This summer, for example, a homeowner association in Sussex County threatened a resident with a lien because his grass hadn’t been cut, although he had owned the property for only a week and hadn’t moved in, Curtin said. The same board had issued fines and pre-lien notices to residents for not properly covering their garbage cans, even though board members were also violating those rules. Curtin said it was a pattern of misinterpretation and misapplication of the bylaws. Several members ended up resigning.
Access to Records
Virginia has taken a different approach to its ombudsman's office, which is part of the state Department of Professional and Occupational Regulation and is funded by fees from homeowner associations and managers.

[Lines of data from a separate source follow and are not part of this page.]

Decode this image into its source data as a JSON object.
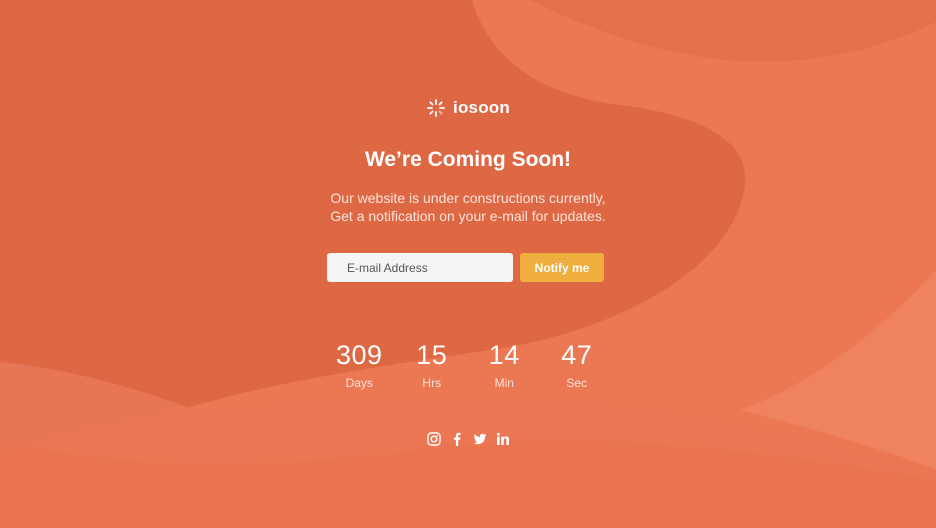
{
  "brand": {
    "name": "iosoon",
    "icon": "loader-icon"
  },
  "hero": {
    "title": "We’re Coming Soon!",
    "subtitle_line1": "Our website is under constructions currently,",
    "subtitle_line2": "Get a notification on your e-mail for updates."
  },
  "form": {
    "email_placeholder": "E-mail Address",
    "notify_label": "Notify me"
  },
  "countdown": [
    {
      "value": "309",
      "label": "Days"
    },
    {
      "value": "15",
      "label": "Hrs"
    },
    {
      "value": "14",
      "label": "Min"
    },
    {
      "value": "47",
      "label": "Sec"
    }
  ],
  "social": [
    "instagram-icon",
    "facebook-icon",
    "twitter-icon",
    "linkedin-icon"
  ],
  "colors": {
    "background": "#de6744",
    "wave_light": "#ee7b57",
    "button": "#efae3d",
    "input": "#f5f5f5"
  }
}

Ombudsman Heather Gillespie said unlike her Delaware counterpart, her office doesn’t handle complaints about association rules and regulations, which must be taken up by the courts.
Instead, Gillespie said she mostly deals with access and transparency issues. Board members often want to find out if they can meet in executive session or when they’re required to post a meeting notice, she said. Homeowners often complain that the board is meeting improperly in secret or prohibiting them from viewing financial records.
“I think education is what solves problems,” Gillespie said. “If people understand the law and how it applies to them and their association that may be all that’s needed.”
In Nevada, where the country’s oldest ombudsman office for homeowners is run out of the Real Estate Division, nearly 50 percent of state residents live in communities with homeowner associations, said division administrator Joseph Decker. The office has grown, since its creation in 1997, to a staff of 21 and a budget of about $4.5 million, which comes from association and manager fees.
Decker said the office handles 100 to 150 complaints a month, mostly from homeowners. They range from gripes about the grass not getting cut every week to disputes over fines to more egregious cases, such as board members colluding with contractors to embezzle funds. Those more serious cases can be taken before a state commission and referred to law enforcement agencies, Decker said.
“Our ombudsman program provides a low-cost way for the state to try to resolve those disputes instead of everyone having to sue each other,” he said.